── Input material ──

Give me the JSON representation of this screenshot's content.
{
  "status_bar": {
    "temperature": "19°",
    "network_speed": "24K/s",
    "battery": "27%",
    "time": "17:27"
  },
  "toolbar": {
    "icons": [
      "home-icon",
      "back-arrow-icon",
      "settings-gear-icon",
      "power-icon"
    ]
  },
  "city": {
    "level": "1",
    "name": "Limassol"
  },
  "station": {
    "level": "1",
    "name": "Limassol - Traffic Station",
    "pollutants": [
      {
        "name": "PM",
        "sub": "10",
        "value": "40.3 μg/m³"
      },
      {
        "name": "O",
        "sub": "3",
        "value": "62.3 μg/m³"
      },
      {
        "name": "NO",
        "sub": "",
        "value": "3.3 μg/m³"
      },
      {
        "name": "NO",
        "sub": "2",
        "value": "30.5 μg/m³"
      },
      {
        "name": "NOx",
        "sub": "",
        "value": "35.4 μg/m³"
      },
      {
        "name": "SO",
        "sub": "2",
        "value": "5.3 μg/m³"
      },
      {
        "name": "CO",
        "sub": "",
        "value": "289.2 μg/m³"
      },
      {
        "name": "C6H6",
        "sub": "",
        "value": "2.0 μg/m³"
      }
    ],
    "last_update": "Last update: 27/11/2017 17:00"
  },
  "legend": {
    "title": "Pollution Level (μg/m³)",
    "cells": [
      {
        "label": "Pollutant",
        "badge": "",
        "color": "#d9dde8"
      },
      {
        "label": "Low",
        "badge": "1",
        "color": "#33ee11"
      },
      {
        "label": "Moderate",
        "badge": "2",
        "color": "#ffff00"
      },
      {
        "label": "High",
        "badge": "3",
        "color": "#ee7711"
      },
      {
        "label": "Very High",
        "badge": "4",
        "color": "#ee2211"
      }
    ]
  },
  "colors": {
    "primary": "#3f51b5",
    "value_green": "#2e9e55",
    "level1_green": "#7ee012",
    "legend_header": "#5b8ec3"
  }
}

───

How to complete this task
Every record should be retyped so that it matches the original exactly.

Written answer
Give me the JSON representation of this screenshot's content.
{
  "status_bar": {
    "temperature": "19°",
    "network_speed": "24K/s",
    "battery": "27%",
    "time": "17:27"
  },
  "toolbar": {
    "icons": [
      "home-icon",
      "back-arrow-icon",
      "settings-gear-icon",
      "power-icon"
    ]
  },
  "city": {
    "level": "1",
    "name": "Limassol"
  },
  "station": {
    "level": "1",
    "name": "Limassol - Traffic Station",
    "pollutants": [
      {
        "name": "PM",
        "sub": "10",
        "value": "40.3 μg/m³"
      },
      {
        "name": "O",
        "sub": "3",
        "value": "62.3 μg/m³"
      },
      {
        "name": "NO",
        "sub": "",
        "value": "3.3 μg/m³"
      },
      {
        "name": "NO",
        "sub": "2",
        "value": "30.5 μg/m³"
      },
      {
        "name": "NOx",
        "sub": "",
        "value": "35.4 μg/m³"
      },
      {
        "name": "SO",
        "sub": "2",
        "value": "5.3 μg/m³"
      },
      {
        "name": "CO",
        "sub": "",
        "value": "289.2 μg/m³"
      },
      {
        "name": "C6H6",
        "sub": "",
        "value": "2.0 μg/m³"
      }
    ],
    "last_update": "Last update: 27/11/2017 17:00"
  },
  "legend": {
    "title": "Pollution Level (μg/m³)",
    "cells": [
      {
        "label": "Pollutant",
        "badge": "",
        "color": "#d9dde8"
      },
      {
        "label": "Low",
        "badge": "1",
        "color": "#33ee11"
      },
      {
        "label": "Moderate",
        "badge": "2",
        "color": "#ffff00"
      },
      {
        "label": "High",
        "badge": "3",
        "color": "#ee7711"
      },
      {
        "label": "Very High",
        "badge": "4",
        "color": "#ee2211"
      }
    ]
  },
  "colors": {
    "primary": "#3f51b5",
    "value_green": "#2e9e55",
    "level1_green": "#7ee012",
    "legend_header": "#5b8ec3"
  }
}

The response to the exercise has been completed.